● **Try it**
Every line below that contains "corners" is to be copied.

● **Available data**
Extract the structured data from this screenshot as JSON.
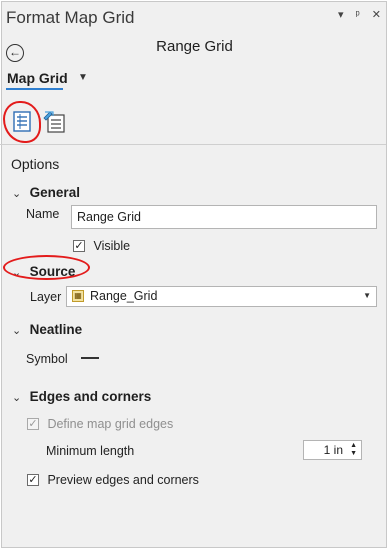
{
  "window": {
    "title": "Format Map Grid",
    "controls": [
      "▾",
      "ᵖ",
      "✕"
    ]
  },
  "header": {
    "title": "Range Grid",
    "back_icon": "back-arrow-icon"
  },
  "element_selector": {
    "value": "Map Grid"
  },
  "tabs": [
    {
      "name": "options-tab",
      "icon": "properties-icon"
    },
    {
      "name": "display-tab",
      "icon": "grid-display-icon"
    }
  ],
  "options": {
    "heading": "Options",
    "general": {
      "heading": "General",
      "name_label": "Name",
      "name_value": "Range Grid",
      "visible_label": "Visible",
      "visible_checked": true
    },
    "source": {
      "heading": "Source",
      "layer_label": "Layer",
      "layer_value": "Range_Grid"
    },
    "neatline": {
      "heading": "Neatline",
      "symbol_label": "Symbol"
    },
    "edges": {
      "heading": "Edges and corners",
      "define_label": "Define map grid edges",
      "define_checked": true,
      "define_enabled": false,
      "min_length_label": "Minimum length",
      "min_length_value": "1 in",
      "preview_label": "Preview edges and corners",
      "preview_checked": true
    }
  },
  "colors": {
    "accent": "#2f7fd0",
    "annotation": "#e31b1b",
    "panel_bg": "#f0f0f0"
  }
}
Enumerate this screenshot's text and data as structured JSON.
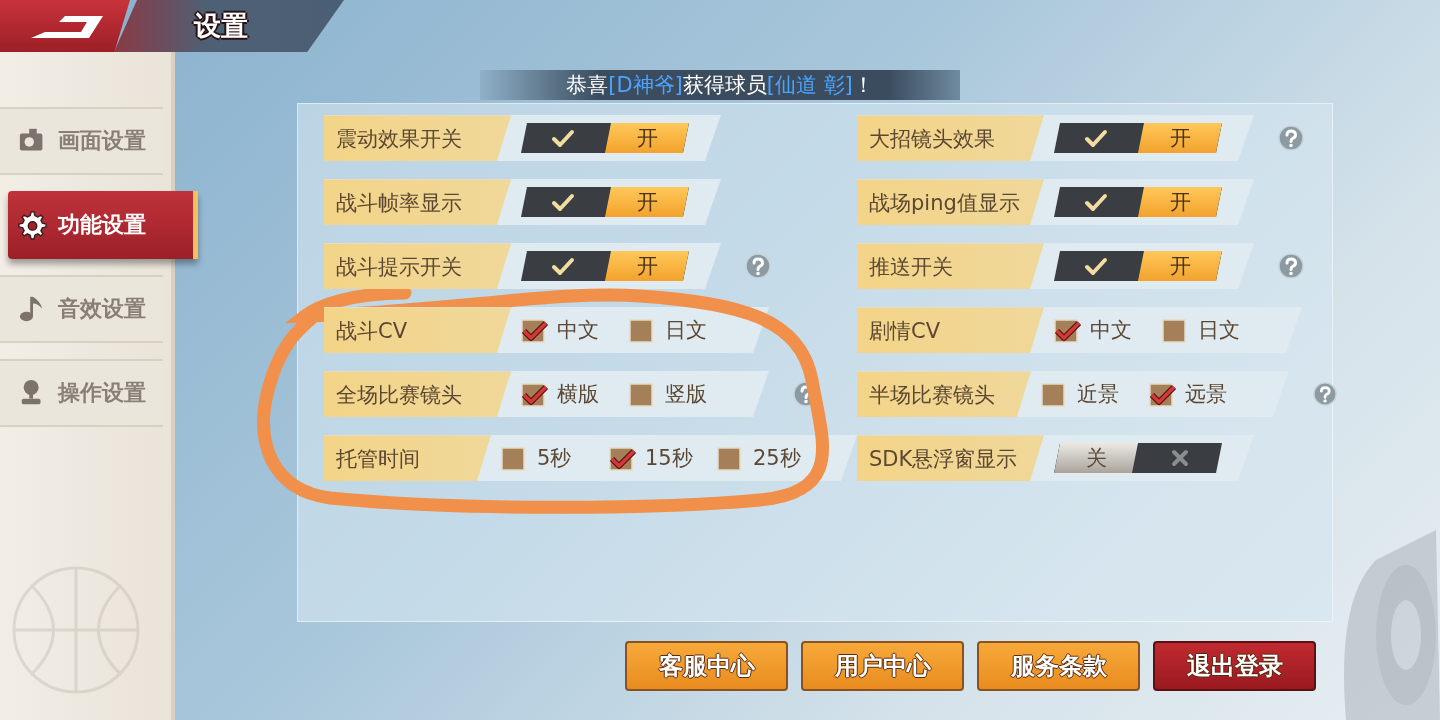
{
  "header": {
    "title": "设置"
  },
  "sidebar": {
    "items": [
      {
        "label": "画面设置",
        "selected": false
      },
      {
        "label": "功能设置",
        "selected": true
      },
      {
        "label": "音效设置",
        "selected": false
      },
      {
        "label": "操作设置",
        "selected": false
      }
    ]
  },
  "notice": {
    "segments": [
      {
        "text": "恭喜",
        "kind": "plain"
      },
      {
        "text": "[D神爷]",
        "kind": "highlight"
      },
      {
        "text": "获得球员",
        "kind": "plain"
      },
      {
        "text": "[仙道 彰]",
        "kind": "highlight"
      },
      {
        "text": "！",
        "kind": "plain"
      }
    ]
  },
  "settings": [
    {
      "label": "震动效果开关",
      "kind": "toggle",
      "on": true,
      "text": "开",
      "help": false
    },
    {
      "label": "大招镜头效果",
      "kind": "toggle",
      "on": true,
      "text": "开",
      "help": true
    },
    {
      "label": "战斗帧率显示",
      "kind": "toggle",
      "on": true,
      "text": "开",
      "help": false
    },
    {
      "label": "战场ping值显示",
      "kind": "toggle",
      "on": true,
      "text": "开",
      "help": false
    },
    {
      "label": "战斗提示开关",
      "kind": "toggle",
      "on": true,
      "text": "开",
      "help": true
    },
    {
      "label": "推送开关",
      "kind": "toggle",
      "on": true,
      "text": "开",
      "help": true
    },
    {
      "label": "战斗CV",
      "kind": "choice",
      "options": [
        {
          "label": "中文",
          "checked": true
        },
        {
          "label": "日文",
          "checked": false
        }
      ],
      "help": false
    },
    {
      "label": "剧情CV",
      "kind": "choice",
      "options": [
        {
          "label": "中文",
          "checked": true
        },
        {
          "label": "日文",
          "checked": false
        }
      ],
      "help": false
    },
    {
      "label": "全场比赛镜头",
      "kind": "choice",
      "options": [
        {
          "label": "横版",
          "checked": true
        },
        {
          "label": "竖版",
          "checked": false
        }
      ],
      "help": true
    },
    {
      "label": "半场比赛镜头",
      "kind": "choice",
      "options": [
        {
          "label": "近景",
          "checked": false
        },
        {
          "label": "远景",
          "checked": true
        }
      ],
      "help": true
    },
    {
      "label": "托管时间",
      "kind": "choice",
      "options": [
        {
          "label": "5秒",
          "checked": false
        },
        {
          "label": "15秒",
          "checked": true
        },
        {
          "label": "25秒",
          "checked": false
        }
      ],
      "help": false
    },
    {
      "label": "SDK悬浮窗显示",
      "kind": "toggle",
      "on": false,
      "text": "关",
      "help": false
    }
  ],
  "buttons": [
    {
      "label": "客服中心",
      "kind": "primary"
    },
    {
      "label": "用户中心",
      "kind": "primary"
    },
    {
      "label": "服务条款",
      "kind": "primary"
    },
    {
      "label": "退出登录",
      "kind": "danger"
    }
  ]
}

● **Written response**
      "heading": "Edges and corners",
      "preview_label": "Preview edges and corners",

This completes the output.